The CDC's Multivariate ENSO Index shows this year's warming is stronger than last year but tracking along a similar path. (larger image here)

image

The ocean heat content east of the dateline in the tropical Pacific is also greater this year. However sub surface anomalies have diminished the last few weeks and the heat content here shown may soon peak. The Southern Oscillation Index has been positive (La Nina territory) much of the last month. Is it possible like last year, the warming fails to persist? I suspect it will continue to come on become a weak to moderate El Nino that peaks perhaps before winter.

image
Enlarged here.

El Ninos in negative PDO eras tend to be shorter, weaker and colder (USHCN GISS version -0.12F) compared to El Ninos in a positive PDO era (+1.08F). Some of that is the data contamination (siting) issue which is greater in the recent +PDO era 1979-1998 than in the prior cold PDO 1950-1978. The ENSO models see this as a stronger event but with some hints it may peak before winter. See those forecasts and also related changes to the PDO, AMO and the possible implications here.

Also see more evidence of the cold summer typical of onset El Ninos in this map plot of the stations with 651 record low and 868 record low maxima temperatures for the US the last week courtesy of Global Freeze.

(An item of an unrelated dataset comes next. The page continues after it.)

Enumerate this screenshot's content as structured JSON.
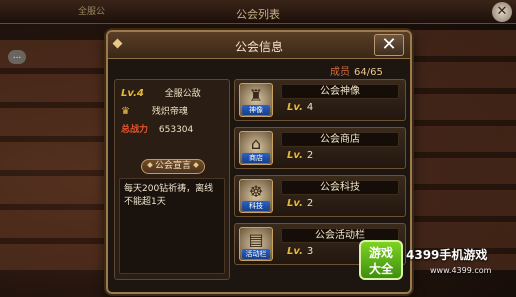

image

 

You are now being logged in using your Facebook credentials